Entries provided Block Start

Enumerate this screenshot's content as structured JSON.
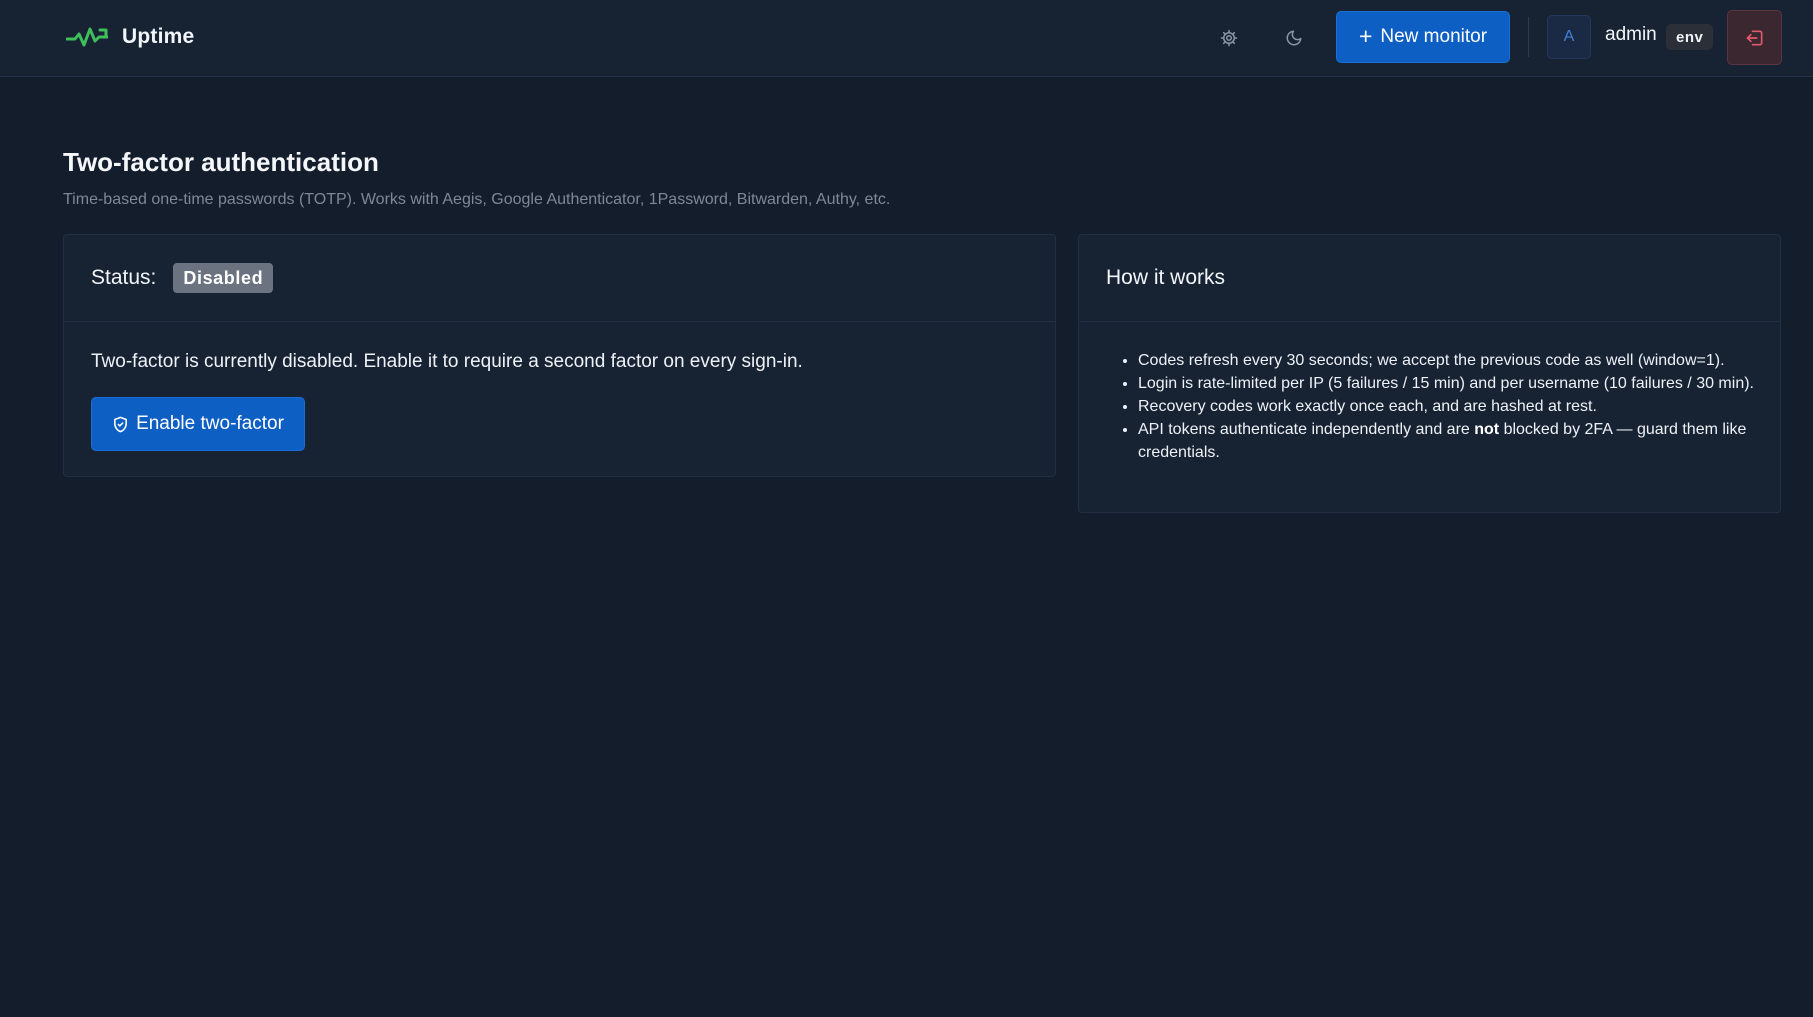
{
  "app": {
    "name": "Uptime",
    "logo_icon": "heartbeat-icon",
    "accent": "#0d5fc4",
    "logo_color": "#3fbf5a"
  },
  "navbar": {
    "settings_icon": "gear-icon",
    "theme_icon": "moon-icon",
    "new_monitor_label": "New monitor",
    "avatar_initial": "A",
    "username": "admin",
    "env_badge": "env",
    "logout_icon": "logout-icon"
  },
  "page": {
    "title": "Two-factor authentication",
    "subtitle": "Time-based one-time passwords (TOTP). Works with Aegis, Google Authenticator, 1Password, Bitwarden, Authy, etc."
  },
  "status_card": {
    "status_label": "Status:",
    "status_value": "Disabled",
    "description": "Two-factor is currently disabled. Enable it to require a second factor on every sign-in.",
    "enable_button_label": "Enable two-factor",
    "enable_button_icon": "shield-icon"
  },
  "how_card": {
    "title": "How it works",
    "items": [
      "Codes refresh every 30 seconds; we accept the previous code as well (window=1).",
      "Login is rate-limited per IP (5 failures / 15 min) and per username (10 failures / 30 min).",
      "Recovery codes work exactly once each, and are hashed at rest."
    ],
    "item4_before": "API tokens authenticate independently and are ",
    "item4_bold": "not",
    "item4_after": " blocked by 2FA — guard them like credentials."
  }
}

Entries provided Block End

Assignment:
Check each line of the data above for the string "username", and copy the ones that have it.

Response for this exercise:
    "username": "admin",
      "Login is rate-limited per IP (5 failures / 15 min) and per username (10 failures / 30 min).",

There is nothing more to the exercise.